Can You Guess the Popular Cat Breed Based on Its Kitten Picture?
We’ll give you a few hints, starting with: They’re not in alphabetical order. Just read the clues and try not to pass out from cuteness overload. Ready, set, guess!
I sometimes get teased for my ears
The Cat Fanciers’ Association (CFA) reports my ears are similar to the lynx, with long tufts fanning outward at a 90-degree arc. You might also recognize me for being perky and alert. I even wear a surprised expression that will likely make you smile. My breed comes in all colors and patterns, in both long and shorthair varieties. I am a medium-sized cat, and you will recognize my walnut-shaped eyes.
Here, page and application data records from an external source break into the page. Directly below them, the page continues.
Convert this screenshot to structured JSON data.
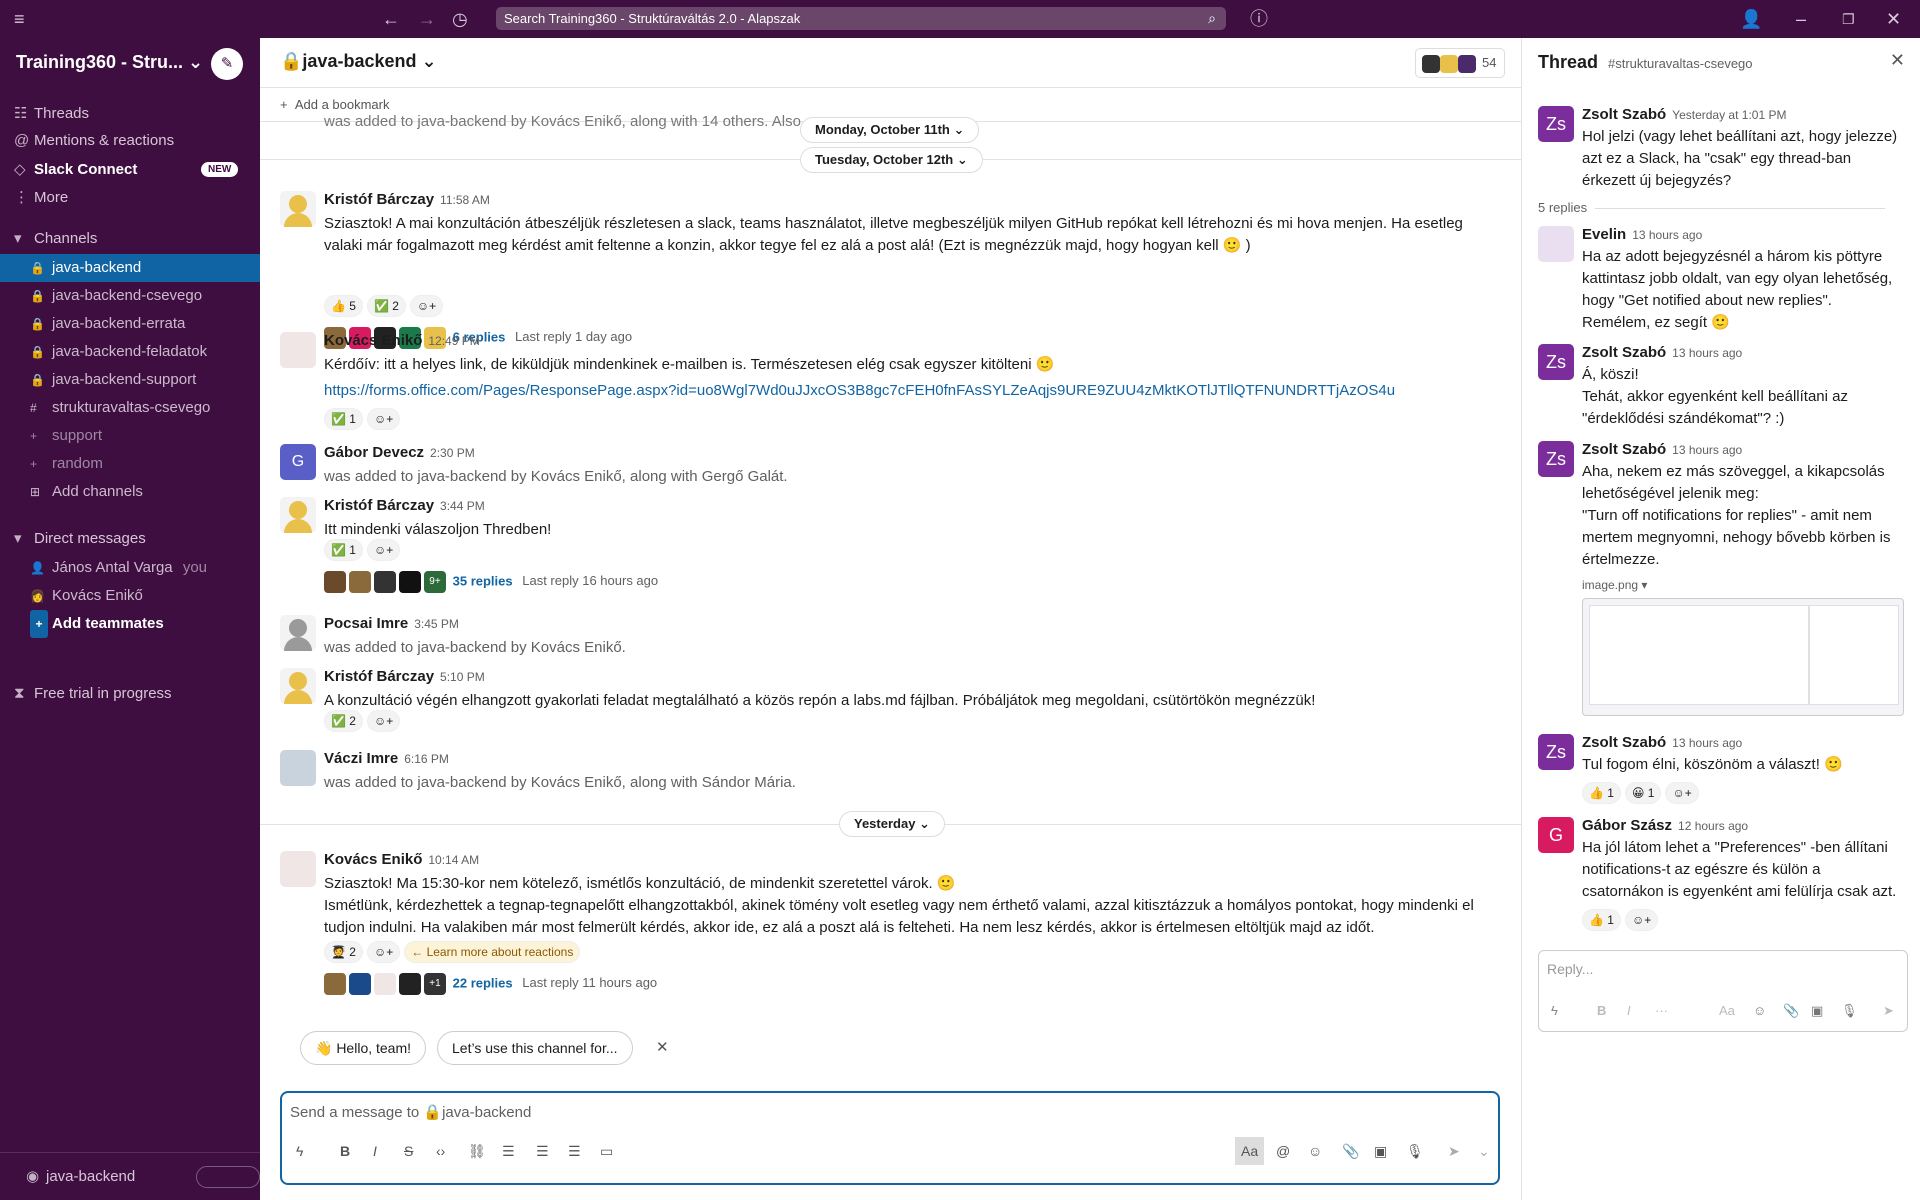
{
  "search": {
    "text": "Search Training360 - Struktúraváltás 2.0 - Alapszak"
  },
  "sidebar": {
    "workspace": "Training360 - Stru...",
    "nav": [
      {
        "label": "Threads",
        "icon": "threads-icon"
      },
      {
        "label": "Mentions & reactions",
        "icon": "at-icon"
      },
      {
        "label": "Slack Connect",
        "icon": "connect-icon"
      },
      {
        "label": "More",
        "icon": "more-icon"
      }
    ],
    "new_badge": "NEW",
    "channels_header": "Channels",
    "channels": [
      "java-backend",
      "java-backend-csevego",
      "java-backend-errata",
      "java-backend-feladatok",
      "java-backend-support",
      "strukturavaltas-csevego",
      "support",
      "random",
      "Add channels"
    ],
    "dm_header": "Direct messages",
    "dms": [
      {
        "name": "János Antal Varga",
        "suffix": "you"
      },
      {
        "name": "Kovács Enikő",
        "suffix": ""
      }
    ],
    "add_teammates": "Add teammates",
    "trial": "Free trial in progress",
    "footer_channel": "java-backend"
  },
  "channel": {
    "title": "java-backend",
    "member_count": "54",
    "bookmark": "Add a bookmark",
    "date_pills": [
      "Monday, October 11th",
      "Tuesday, October 12th",
      "Yesterday"
    ],
    "faded_text": "was added to java-backend by Kovács Enikő, along with 14 others. Also, ...",
    "messages": [
      {
        "name": "Kristóf Bárczay",
        "time": "11:58 AM",
        "text": "Sziasztok! A mai konzultáción átbeszéljük részletesen a slack, teams használatot, illetve megbeszéljük milyen GitHub repókat kell létrehozni és mi hova menjen. Ha esetleg valaki már fogalmazott meg kérdést amit feltenne a konzin, akkor tegye fel ez alá a post alá! (Ezt is megnézzük majd, hogy hogyan kell 🙂 )",
        "reactions": [
          "👍 5",
          "✅ 2"
        ],
        "replies": "6 replies",
        "last_reply": "Last reply 1 day ago"
      },
      {
        "name": "Kovács Enikő",
        "time": "12:49 PM",
        "text": "Kérdőív: itt a helyes link, de kiküldjük mindenkinek e-mailben is. Természetesen elég csak egyszer kitölteni 🙂",
        "link": "https://forms.office.com/Pages/ResponsePage.aspx?id=uo8Wgl7Wd0uJJxcOS3B8gc7cFEH0fnFAsSYLZeAqjs9URE9ZUU4zMktKOTlJTllQTFNUNDRTTjAzOS4u",
        "reactions": [
          "✅ 1"
        ]
      },
      {
        "name": "Gábor Devecz",
        "time": "2:30 PM",
        "text": "was added to java-backend by Kovács Enikő, along with Gergő Galát."
      },
      {
        "name": "Kristóf Bárczay",
        "time": "3:44 PM",
        "text": "Itt mindenki válaszoljon Thredben!",
        "reactions": [
          "✅ 1"
        ],
        "replies": "35 replies",
        "last_reply": "Last reply 16 hours ago",
        "more": "9+"
      },
      {
        "name": "Pocsai Imre",
        "time": "3:45 PM",
        "text": "was added to java-backend by Kovács Enikő."
      },
      {
        "name": "Kristóf Bárczay",
        "time": "5:10 PM",
        "text": "A konzultáció végén elhangzott gyakorlati feladat megtalálható a közös repón a labs.md fájlban. Próbáljátok meg megoldani, csütörtökön megnézzük!",
        "reactions": [
          "✅ 2"
        ]
      },
      {
        "name": "Váczi Imre",
        "time": "6:16 PM",
        "text": "was added to java-backend by Kovács Enikő, along with Sándor Mária."
      },
      {
        "name": "Kovács Enikő",
        "time": "10:14 AM",
        "text": "Sziasztok! Ma 15:30-kor nem kötelező, ismétlős konzultáció, de mindenkit szeretettel várok. 🙂\nIsmétlünk, kérdezhettek a tegnap-tegnapelőtt elhangzottakból, akinek tömény volt esetleg vagy nem érthető valami, azzal kitisztázzuk a homályos pontokat, hogy mindenki el tudjon indulni. Ha valakiben már most felmerült kérdés, akkor ide, ez  alá a poszt alá is felteheti. Ha nem lesz kérdés, akkor is értelmesen eltöltjük majd az időt.",
        "reactions": [
          "🧑‍🎓 2"
        ],
        "learn_more": "Learn more about reactions",
        "replies": "22 replies",
        "last_reply": "Last reply 11 hours ago",
        "more": "+1"
      }
    ],
    "suggestions": [
      "👋  Hello, team!",
      "Let’s use this channel for..."
    ],
    "composer_placeholder": "Send a message to 🔒java-backend"
  },
  "thread": {
    "title": "Thread",
    "channel": "#strukturavaltas-csevego",
    "replies_count": "5 replies",
    "reply_placeholder": "Reply...",
    "image_name": "image.png",
    "messages": [
      {
        "name": "Zsolt Szabó",
        "initials": "Zs",
        "time": "Yesterday at 1:01 PM",
        "text": "Hol jelzi (vagy lehet beállítani azt, hogy jelezze) azt ez a Slack, ha \"csak\" egy thread-ban érkezett új bejegyzés?"
      },
      {
        "name": "Evelin",
        "time": "13 hours ago",
        "text": "Ha az adott bejegyzésnél a három kis pöttyre kattintasz jobb oldalt, van egy olyan lehetőség, hogy \"Get notified about new replies\". Remélem, ez segít 🙂"
      },
      {
        "name": "Zsolt Szabó",
        "initials": "Zs",
        "time": "13 hours ago",
        "text": "Á, köszi!\nTehát, akkor egyenként kell beállítani az \"érdeklődési szándékomat\"? :)"
      },
      {
        "name": "Zsolt Szabó",
        "initials": "Zs",
        "time": "13 hours ago",
        "text": "Aha, nekem ez más szöveggel, a kikapcsolás lehetőségével jelenik meg:\n\"Turn off notifications for replies\" - amit nem mertem megnyomni, nehogy bővebb körben is értelmezze."
      },
      {
        "name": "Zsolt Szabó",
        "initials": "Zs",
        "time": "13 hours ago",
        "text": "Tul fogom élni, köszönöm a választ! 🙂",
        "reactions": [
          "👍 1",
          "😀 1"
        ]
      },
      {
        "name": "Gábor Szász",
        "initials": "G",
        "time": "12 hours ago",
        "text": "Ha jól látom lehet a \"Preferences\" -ben állítani notifications-t az egészre és külön a csatornákon is egyenként ami felülírja csak azt.",
        "reactions": [
          "👍 1"
        ]
      }
    ]
  },
  "colors": {
    "sidebar": "#3f0e40",
    "active": "#1164a3",
    "link": "#1264a3"
  }
}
I am really talkative
My rasp or yowl might even come off as annoying, according to Petfinder. But you forget all that staring into my deep blue, almond-shaped eyes. My paws are dainty and oval-shaped, while my legs, neck, and tail are long. My ears are quite large, like the love we share snuggling on the couch. Here are all the secrets I would be telling you if I could talk.
I’m surrounded by myths and legends
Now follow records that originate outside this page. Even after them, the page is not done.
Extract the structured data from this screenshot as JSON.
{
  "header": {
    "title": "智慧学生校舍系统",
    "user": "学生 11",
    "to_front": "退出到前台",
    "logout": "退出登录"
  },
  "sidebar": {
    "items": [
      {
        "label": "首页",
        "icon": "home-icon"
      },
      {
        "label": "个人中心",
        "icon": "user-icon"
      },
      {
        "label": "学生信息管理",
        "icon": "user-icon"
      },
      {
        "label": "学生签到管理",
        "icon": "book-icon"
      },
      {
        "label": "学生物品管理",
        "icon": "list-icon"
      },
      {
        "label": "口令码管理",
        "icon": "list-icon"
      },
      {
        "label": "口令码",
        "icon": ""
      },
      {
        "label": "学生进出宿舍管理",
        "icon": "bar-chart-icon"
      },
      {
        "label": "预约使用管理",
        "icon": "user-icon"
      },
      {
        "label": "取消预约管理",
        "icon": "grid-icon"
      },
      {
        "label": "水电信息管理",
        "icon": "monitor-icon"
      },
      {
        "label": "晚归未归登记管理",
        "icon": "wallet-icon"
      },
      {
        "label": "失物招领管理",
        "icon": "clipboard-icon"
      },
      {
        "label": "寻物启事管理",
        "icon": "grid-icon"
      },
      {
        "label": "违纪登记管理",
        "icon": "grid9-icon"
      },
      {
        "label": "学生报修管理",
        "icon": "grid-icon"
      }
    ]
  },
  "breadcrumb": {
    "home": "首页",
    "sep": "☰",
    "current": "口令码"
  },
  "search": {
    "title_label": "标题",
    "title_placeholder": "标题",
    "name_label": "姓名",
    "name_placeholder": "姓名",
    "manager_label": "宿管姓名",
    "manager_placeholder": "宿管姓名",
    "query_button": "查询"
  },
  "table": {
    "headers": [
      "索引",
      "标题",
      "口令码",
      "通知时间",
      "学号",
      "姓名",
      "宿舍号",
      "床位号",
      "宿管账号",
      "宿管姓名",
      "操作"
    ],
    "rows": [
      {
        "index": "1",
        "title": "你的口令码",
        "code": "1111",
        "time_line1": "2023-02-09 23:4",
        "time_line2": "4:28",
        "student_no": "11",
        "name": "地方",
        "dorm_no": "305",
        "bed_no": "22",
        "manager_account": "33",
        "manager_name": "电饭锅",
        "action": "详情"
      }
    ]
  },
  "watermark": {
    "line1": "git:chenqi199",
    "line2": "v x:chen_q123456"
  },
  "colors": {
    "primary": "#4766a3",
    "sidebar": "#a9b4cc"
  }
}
I’m even the official cat of my state. I’m known for hunting mice and my coat is suited for harsh winters—but it doesn’t stop me from being incredibly soft. I have large, tufted paws which help me to walk on top of the snow even though I’m a bigger cat. My large, oval-shaped eyes usually come in green, gold, or copper, and under the right circumstances, they can even be blue. Vetstreet reports that my communication style is a chirping trill rather than a meow, an incongruous sound coming from a gentle giant.
While my silver-tipped, blue coat has a halo effect, that’s not all that makes me angelic. I’m super affectionate, plus, according to the CFA, there are five “hearts” around my body. My head looks like three hearts: one looking straight on, another by glancing at the top of my head, and the third is my nose. The fourth heart is seen in the chest area when I am sitting up, and the fifth heart is beating inside of me. Find out why cats purr.
Just don’t call me “Stumpy”
Jenny Pierce Photos/Shutterstock
I’m known for being a working cat, so it’s good I’m strong, smart, and active. My most notable feature is what I lack: a full, fluffy tail. Vetstreet reports when there is no tail, we are called “rumpys.” But when at least three vertebrae are fused at the end of the spine, we are referred to as “rumpy risers.” For tails longer than a stump but shorter than a typical tail, we are called “longys.”